**Task prompt**. Count every line in the following entries where the word "accent" appears. Give the count alone.

++++ Material provided

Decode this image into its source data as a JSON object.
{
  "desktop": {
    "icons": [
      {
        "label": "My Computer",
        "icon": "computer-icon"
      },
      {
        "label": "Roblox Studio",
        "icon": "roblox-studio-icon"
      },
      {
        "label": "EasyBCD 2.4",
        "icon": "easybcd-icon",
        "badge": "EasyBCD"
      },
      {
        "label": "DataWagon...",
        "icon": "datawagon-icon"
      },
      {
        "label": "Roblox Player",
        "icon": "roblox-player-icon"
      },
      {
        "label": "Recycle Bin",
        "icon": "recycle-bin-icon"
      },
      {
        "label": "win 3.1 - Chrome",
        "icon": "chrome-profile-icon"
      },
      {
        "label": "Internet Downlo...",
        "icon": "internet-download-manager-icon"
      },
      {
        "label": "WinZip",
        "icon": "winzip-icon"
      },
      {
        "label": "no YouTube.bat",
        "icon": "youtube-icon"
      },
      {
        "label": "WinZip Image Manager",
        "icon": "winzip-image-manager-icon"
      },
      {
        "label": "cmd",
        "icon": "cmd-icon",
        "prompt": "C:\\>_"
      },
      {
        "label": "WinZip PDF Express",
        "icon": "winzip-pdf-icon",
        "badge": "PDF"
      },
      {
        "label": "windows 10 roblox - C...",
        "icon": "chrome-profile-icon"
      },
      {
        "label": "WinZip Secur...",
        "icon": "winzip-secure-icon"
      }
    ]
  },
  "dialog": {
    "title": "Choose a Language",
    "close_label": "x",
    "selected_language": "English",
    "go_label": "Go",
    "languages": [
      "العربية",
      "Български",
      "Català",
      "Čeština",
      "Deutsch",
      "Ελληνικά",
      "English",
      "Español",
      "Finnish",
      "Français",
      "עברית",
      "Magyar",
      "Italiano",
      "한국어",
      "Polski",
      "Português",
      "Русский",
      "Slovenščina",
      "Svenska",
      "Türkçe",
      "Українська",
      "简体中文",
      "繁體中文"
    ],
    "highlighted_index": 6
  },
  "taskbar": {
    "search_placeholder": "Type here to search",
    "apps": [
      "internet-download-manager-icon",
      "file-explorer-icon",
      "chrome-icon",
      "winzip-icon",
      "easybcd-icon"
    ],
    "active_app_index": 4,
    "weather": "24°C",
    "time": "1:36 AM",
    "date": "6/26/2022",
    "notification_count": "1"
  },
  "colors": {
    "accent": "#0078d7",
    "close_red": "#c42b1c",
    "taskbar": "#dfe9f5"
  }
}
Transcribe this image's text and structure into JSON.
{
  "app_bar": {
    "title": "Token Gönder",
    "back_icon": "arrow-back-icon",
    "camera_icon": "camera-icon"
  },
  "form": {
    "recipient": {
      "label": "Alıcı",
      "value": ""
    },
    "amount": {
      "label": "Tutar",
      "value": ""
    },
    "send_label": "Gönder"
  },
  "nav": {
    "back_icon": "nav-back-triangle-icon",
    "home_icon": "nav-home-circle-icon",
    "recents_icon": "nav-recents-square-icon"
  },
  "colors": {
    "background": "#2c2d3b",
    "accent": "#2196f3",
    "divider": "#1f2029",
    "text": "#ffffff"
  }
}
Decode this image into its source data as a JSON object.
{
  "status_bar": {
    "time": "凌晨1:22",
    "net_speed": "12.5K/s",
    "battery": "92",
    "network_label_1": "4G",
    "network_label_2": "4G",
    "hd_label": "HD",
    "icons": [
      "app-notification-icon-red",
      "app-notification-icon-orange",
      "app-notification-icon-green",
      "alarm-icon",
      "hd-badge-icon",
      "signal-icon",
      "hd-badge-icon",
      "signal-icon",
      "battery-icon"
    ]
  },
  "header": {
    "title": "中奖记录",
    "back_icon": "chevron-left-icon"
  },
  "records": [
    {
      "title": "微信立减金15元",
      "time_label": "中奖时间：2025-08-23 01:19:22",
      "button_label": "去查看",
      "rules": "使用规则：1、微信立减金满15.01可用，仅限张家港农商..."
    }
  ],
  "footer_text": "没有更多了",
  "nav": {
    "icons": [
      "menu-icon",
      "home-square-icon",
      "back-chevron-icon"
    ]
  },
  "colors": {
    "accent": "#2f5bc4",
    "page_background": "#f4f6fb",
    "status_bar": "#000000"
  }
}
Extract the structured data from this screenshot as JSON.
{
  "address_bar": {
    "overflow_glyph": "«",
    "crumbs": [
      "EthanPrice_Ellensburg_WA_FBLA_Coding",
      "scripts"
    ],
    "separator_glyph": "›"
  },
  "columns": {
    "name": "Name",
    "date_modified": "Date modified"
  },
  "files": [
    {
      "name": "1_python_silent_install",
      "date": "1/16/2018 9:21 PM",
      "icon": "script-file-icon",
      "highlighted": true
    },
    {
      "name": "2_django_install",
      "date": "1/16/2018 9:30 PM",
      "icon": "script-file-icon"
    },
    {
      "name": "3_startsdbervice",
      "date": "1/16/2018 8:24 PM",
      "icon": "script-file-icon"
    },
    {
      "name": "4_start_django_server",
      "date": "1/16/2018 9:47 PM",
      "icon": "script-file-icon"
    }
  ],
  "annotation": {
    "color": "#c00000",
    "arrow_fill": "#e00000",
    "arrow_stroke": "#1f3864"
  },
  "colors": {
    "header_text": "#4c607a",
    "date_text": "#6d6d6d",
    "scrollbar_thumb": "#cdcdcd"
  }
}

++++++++

**Result for this exercise**. 3